Search the entries below for "this" and copy each matching line.

★ ★ ★ ★ ★ ★ ★

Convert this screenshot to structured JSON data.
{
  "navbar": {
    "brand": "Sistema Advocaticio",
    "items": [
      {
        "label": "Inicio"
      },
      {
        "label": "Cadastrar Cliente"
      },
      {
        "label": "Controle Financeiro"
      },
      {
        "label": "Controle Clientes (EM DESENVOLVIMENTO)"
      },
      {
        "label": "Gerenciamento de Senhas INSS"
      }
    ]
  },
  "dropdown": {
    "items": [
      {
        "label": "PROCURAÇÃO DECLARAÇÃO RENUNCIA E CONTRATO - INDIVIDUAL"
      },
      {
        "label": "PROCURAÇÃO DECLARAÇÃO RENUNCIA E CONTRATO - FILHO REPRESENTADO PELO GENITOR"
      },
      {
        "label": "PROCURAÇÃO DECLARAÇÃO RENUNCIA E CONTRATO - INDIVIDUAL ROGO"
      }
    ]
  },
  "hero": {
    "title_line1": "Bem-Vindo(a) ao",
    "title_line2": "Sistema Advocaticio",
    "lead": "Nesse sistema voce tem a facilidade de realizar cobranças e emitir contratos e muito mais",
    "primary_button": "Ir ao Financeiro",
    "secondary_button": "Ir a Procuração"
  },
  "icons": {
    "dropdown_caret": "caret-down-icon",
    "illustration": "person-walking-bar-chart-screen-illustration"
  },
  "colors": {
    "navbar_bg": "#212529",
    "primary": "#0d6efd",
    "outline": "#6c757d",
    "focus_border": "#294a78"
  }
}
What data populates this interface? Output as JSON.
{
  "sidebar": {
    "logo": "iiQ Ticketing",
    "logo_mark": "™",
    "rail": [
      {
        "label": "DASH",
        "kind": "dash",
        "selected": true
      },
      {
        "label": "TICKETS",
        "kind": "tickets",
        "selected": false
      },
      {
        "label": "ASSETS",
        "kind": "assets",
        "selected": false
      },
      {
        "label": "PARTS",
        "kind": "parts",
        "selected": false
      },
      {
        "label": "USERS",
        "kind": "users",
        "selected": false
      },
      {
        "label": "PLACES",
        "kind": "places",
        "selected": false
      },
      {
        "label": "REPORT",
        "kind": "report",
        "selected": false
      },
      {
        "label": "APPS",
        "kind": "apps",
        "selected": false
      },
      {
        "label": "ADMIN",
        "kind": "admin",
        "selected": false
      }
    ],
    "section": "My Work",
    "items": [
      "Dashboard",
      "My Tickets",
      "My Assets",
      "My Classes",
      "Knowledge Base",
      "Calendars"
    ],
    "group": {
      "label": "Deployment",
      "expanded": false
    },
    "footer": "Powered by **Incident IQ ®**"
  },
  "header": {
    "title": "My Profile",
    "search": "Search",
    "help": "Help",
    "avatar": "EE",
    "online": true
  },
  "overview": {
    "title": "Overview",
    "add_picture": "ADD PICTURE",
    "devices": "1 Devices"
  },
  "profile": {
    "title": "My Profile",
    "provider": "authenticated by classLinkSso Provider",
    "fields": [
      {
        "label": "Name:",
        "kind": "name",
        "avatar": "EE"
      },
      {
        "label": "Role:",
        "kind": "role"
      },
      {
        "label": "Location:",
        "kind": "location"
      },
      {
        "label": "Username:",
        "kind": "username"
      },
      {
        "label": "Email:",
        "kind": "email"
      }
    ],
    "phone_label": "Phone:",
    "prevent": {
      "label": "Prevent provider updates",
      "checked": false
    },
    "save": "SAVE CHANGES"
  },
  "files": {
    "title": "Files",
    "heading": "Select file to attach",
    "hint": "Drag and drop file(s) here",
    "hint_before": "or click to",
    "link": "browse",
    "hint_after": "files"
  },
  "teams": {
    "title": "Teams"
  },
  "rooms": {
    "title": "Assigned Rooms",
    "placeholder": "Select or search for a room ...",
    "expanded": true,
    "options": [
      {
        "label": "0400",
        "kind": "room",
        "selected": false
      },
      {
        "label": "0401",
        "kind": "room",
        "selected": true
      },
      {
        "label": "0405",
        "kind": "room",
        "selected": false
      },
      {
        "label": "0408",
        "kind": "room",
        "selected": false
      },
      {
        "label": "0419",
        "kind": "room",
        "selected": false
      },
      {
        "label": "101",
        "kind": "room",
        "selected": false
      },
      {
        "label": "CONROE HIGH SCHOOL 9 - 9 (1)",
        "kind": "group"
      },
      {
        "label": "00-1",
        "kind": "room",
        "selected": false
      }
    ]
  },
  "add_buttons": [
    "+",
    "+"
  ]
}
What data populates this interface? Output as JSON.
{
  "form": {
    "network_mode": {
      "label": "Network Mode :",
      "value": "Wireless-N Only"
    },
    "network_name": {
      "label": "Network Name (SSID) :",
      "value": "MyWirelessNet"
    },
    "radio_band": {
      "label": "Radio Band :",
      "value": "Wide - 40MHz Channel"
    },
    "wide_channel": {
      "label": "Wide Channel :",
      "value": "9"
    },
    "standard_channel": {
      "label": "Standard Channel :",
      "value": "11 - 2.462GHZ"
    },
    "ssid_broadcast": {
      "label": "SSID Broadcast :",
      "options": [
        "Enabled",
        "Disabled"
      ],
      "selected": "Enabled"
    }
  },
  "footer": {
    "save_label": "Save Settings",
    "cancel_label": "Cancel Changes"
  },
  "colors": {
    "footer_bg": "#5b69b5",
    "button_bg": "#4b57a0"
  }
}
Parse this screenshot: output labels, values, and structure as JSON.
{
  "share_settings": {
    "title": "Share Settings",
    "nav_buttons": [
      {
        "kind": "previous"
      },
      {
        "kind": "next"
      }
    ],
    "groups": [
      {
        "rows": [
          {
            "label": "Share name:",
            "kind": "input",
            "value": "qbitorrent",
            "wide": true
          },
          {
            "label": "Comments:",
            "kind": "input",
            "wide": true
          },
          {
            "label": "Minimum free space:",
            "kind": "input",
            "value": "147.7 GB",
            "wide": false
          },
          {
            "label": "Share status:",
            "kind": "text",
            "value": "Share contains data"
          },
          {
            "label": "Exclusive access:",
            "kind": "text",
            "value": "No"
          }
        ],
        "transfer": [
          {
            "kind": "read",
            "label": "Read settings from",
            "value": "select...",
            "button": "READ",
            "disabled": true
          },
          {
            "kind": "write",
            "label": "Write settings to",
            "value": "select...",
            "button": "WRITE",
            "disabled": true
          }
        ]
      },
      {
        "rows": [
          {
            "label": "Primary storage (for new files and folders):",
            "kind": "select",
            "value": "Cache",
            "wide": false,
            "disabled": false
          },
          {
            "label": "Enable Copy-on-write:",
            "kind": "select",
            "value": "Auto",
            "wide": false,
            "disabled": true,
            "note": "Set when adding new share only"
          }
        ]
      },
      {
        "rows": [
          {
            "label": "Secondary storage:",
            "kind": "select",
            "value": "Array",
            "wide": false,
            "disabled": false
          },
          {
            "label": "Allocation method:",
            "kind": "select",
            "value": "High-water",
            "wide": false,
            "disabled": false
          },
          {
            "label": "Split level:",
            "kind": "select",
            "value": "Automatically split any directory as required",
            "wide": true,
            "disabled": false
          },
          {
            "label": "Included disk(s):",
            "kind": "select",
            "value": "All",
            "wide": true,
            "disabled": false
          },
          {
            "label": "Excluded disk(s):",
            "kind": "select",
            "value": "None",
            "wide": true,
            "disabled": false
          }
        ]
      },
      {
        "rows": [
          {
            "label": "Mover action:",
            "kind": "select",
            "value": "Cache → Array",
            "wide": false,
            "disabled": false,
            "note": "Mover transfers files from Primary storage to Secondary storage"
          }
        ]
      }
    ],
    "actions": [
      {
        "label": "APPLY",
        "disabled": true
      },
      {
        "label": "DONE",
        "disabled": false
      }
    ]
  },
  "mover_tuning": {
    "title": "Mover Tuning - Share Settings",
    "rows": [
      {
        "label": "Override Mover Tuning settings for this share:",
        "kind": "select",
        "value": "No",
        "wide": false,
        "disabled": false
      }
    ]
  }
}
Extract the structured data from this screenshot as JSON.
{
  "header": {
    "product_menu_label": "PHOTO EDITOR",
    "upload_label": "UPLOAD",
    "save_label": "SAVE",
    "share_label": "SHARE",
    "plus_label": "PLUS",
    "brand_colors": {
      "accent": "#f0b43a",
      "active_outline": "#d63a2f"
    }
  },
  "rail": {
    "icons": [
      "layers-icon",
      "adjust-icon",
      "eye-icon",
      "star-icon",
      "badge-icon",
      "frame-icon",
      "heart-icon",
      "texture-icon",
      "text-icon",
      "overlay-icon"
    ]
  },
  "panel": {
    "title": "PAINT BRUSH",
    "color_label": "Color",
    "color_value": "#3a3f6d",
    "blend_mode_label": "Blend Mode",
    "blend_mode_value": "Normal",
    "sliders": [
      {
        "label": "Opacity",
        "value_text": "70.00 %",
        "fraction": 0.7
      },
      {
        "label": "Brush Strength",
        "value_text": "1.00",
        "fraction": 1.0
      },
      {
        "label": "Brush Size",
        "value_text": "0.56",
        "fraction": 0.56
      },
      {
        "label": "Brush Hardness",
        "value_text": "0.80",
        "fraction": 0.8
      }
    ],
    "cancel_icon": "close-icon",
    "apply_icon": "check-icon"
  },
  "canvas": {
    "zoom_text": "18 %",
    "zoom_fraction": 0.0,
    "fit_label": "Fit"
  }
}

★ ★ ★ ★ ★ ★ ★

PROBLEM SOLUTION:
Convert this screenshot to structured JSON data.
What data populates this interface? Output as JSON.
What data populates this interface? Output as JSON.
Parse this screenshot: output labels, values, and structure as JSON.
        "label": "Override Mover Tuning settings for this share:",
Extract the structured data from this screenshot as JSON.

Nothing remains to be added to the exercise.